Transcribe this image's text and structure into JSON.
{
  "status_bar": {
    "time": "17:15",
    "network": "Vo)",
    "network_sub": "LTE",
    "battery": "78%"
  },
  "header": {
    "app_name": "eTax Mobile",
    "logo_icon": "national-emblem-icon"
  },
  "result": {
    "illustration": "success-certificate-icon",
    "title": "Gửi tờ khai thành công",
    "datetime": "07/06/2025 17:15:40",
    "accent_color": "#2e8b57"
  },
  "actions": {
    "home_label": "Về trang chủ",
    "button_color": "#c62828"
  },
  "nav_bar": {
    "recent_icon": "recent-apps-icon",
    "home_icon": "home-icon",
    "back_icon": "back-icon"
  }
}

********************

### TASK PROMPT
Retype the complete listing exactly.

### EXERCISE RESULT
Transcribe this image's text and structure into JSON.
{
  "status_bar": {
    "time": "17:15",
    "network": "Vo)",
    "network_sub": "LTE",
    "battery": "78%"
  },
  "header": {
    "app_name": "eTax Mobile",
    "logo_icon": "national-emblem-icon"
  },
  "result": {
    "illustration": "success-certificate-icon",
    "title": "Gửi tờ khai thành công",
    "datetime": "07/06/2025 17:15:40",
    "accent_color": "#2e8b57"
  },
  "actions": {
    "home_label": "Về trang chủ",
    "button_color": "#c62828"
  },
  "nav_bar": {
    "recent_icon": "recent-apps-icon",
    "home_icon": "home-icon",
    "back_icon": "back-icon"
  }
}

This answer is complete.